Energy Forum Zambia has called on the Minister of Finance and his counterpart from Ministry of Energy to work on modalities which will help curb the loss of tax revenue which has continued to exist in the illegal fuel business in the country.
In a statement on his organization’s budget expectations, EFZ Chairperson Johnstone Chikwanda said the country has been losing huge sums of money through false declarations by fuel marketers who claim to be in transit to Congo DR then divert the commodity to within the country once they pass the boarder point.
Dr Chikwanda explained that the gravity of false transit fuel declarations cannot be underestimated especially in transit countries where fuel price taxation is relatively high such as Zambia and that evading such a huge tax burden results in abnormal profit margins for the perpetrators and partial loss of business for law abiding corporate entities.
“By virtue of its unique geographic location, Zambia is a major transit corridor for fuel from different countries destined for the Democratic Republic of Congo (DRC) whose population is estimated to be 72 million. Statistics indicate that the Eastern part of the DRC including Katanga Province consume almost the same volume of fuel as Zambia. The bulk of this volume is transported from Tanzania, Mozambique and South Africa. This situation has been like this for decades and is unlikely to change in the foreseeable future.
“The formal fuel business sub-sector co-exists with a booming informal fuel business sub-sector. Malfeasance fuel business include making false declaration to Zambia Revenue Authority (ZRA) border control that the fuel is “transit fuel” when in actual dimension it is meant for sale in Zambia. Once the fuel tanker is released at the border, the fuel is illegally diverted and off loaded in Zambia. This false declaration causes ZRA to lose tax revenue on that fuel parcel including 16% VAT, 25% import duty and other levies. In a nut shell, ZRA loses more than 40% tax revenue with each false transit fuel declaration.
“The gravity of false transit fuel declarations cannot be underestimated especially in transit countries where fuel price taxation is relatively high such as Zambia. Evading such a huge tax burden results in abnormal profit margins for the perpetrators and partial loss of business for law abiding corporate entities on account of uncompetitive price especially in the commercial sector. Reduced business for law abiding corporate entities lead to a further loss of tax revenue due to reduced corporate tax payout,” he explained.
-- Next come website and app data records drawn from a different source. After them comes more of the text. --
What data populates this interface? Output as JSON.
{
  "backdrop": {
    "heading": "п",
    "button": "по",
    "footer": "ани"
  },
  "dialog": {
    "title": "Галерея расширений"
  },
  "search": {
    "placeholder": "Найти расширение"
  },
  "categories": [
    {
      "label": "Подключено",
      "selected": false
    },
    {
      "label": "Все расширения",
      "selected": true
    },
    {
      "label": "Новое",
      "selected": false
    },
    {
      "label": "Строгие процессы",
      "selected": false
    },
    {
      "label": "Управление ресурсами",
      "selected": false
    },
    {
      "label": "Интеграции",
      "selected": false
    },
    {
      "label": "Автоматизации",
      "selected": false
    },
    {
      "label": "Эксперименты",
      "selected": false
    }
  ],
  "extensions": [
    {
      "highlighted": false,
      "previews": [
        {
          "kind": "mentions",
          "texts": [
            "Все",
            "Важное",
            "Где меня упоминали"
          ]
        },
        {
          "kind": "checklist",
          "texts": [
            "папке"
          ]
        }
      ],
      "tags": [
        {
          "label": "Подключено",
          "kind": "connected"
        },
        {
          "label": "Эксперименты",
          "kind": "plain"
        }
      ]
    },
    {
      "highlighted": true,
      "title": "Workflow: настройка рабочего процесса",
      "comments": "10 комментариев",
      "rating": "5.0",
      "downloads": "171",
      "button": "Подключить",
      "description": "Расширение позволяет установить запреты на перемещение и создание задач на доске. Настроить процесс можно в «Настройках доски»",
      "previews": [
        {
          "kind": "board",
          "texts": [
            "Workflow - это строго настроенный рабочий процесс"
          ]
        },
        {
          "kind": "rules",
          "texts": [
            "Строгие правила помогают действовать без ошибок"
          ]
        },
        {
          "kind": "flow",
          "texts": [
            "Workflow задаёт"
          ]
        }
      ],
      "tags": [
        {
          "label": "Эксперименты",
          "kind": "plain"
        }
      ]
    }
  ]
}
He further explained that the challenge can be best understood if one examined the the volume of transit fuel declarations main entry points and compare it with the volume of fuel consumption in Katanga Province where it purported to be destined.
“To gain an understanding of the gigantic proportion of illegal fuel business in Zambia, one ought to examine the volume of transit fuel declarations at Zambia’s main points of entry and compare with the volume of fuel consumption in Katanga Province. The other form of malfeasance fuel business is the buying of kerosene which has little or no taxes and mixing it with diesel in ratios of up to 40% so that they can increase the volume of highly taxed diesel. When diesel is adulterated with kerosene by as high as 40%, ZRA loses tax revenue based because tax on diesel is higher than that on kerosene,” he said.
He said curbing the informal fuel business will not only assist with optimising revenue collections but that it would also help in ensuring that the country has safe fuel for motorists and protect the business interest of law abiding oil marketing companies.
“Because of the existence of a robust informal fuel sub-sector, many countries including South Africa, Tanzania, Kenya, Ghana, Brazil and the USA have very sophisticated mechanisms in place in order to forestall or reduce the malfeasance of fuel adulteration and diversion of untaxed transit fuel beyond the efforts of the revenue authorities in those countries.The informal fuel business sub-sector is so huge that curbing its existence can greatly assist with optimising revenue collections, safe fuel for motorists and protecting the business interests for law abiding oil marketing companies.
“To this end, the forum wishes to call upon the Minister of Finance to engage with his counterpart at the Ministry of Energy to examine various readily available instruments which can assist him to increase revenue collection from the fuel sub-sector for the 2017 National Budget and beyond. This booming informal fuel business in Zambia has been going on for a very long time and appears to have signed a permanent co-existence facility with the formal fuel business,” he said.